Steam Deck OLED And Legion Go Face Off In iFixit Fixability Teardown – SlashGear

Another area where the two brands take a different approach is how easy it is to take out the battery units. Steam Deck OLED is still loyal to the cause of smattering a generous heap of glue, which needs heating and prying to take the L-shaped battery out. The Legion Go makes it a tad difficult to access the battery by hiding it behind wires and brackets. However, removing it only requires you to pull flexible adhesive tabs, and it comes off without any risky business.

Notably, the internal engineering between the two handhelds is quite different. The Steam Deck was designed with repairability as one of the key priorities, and that reflects the moment you pop open its shell. In fact, Valve made some crucial changes over the past two generations despite the front design staying identical. iFixit notes that screw pillars on the OLED model have been upgraded with metal threads, which significantly decreases the chances of them getting stripped compared to the previous-gen’s plastic threads.

The Lenovo handheld could’ve done a better job with cable management and ease of accessing the internal components. However, both the gaming consoles still stick with soldered slots for the microSD card and the USB-C port, which is less than ideal from a longevity perspective.
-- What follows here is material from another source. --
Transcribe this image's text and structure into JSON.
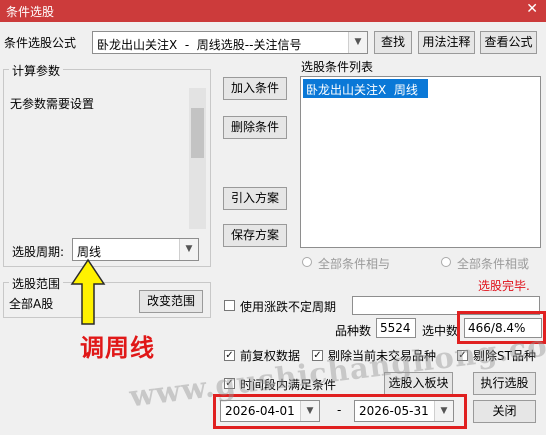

Overall, neither device is a repairability hell, but the Steam Deck came out on top with a repairability score of nine out of 10, compared to the eight out of 10 figure posted by the Legion Go.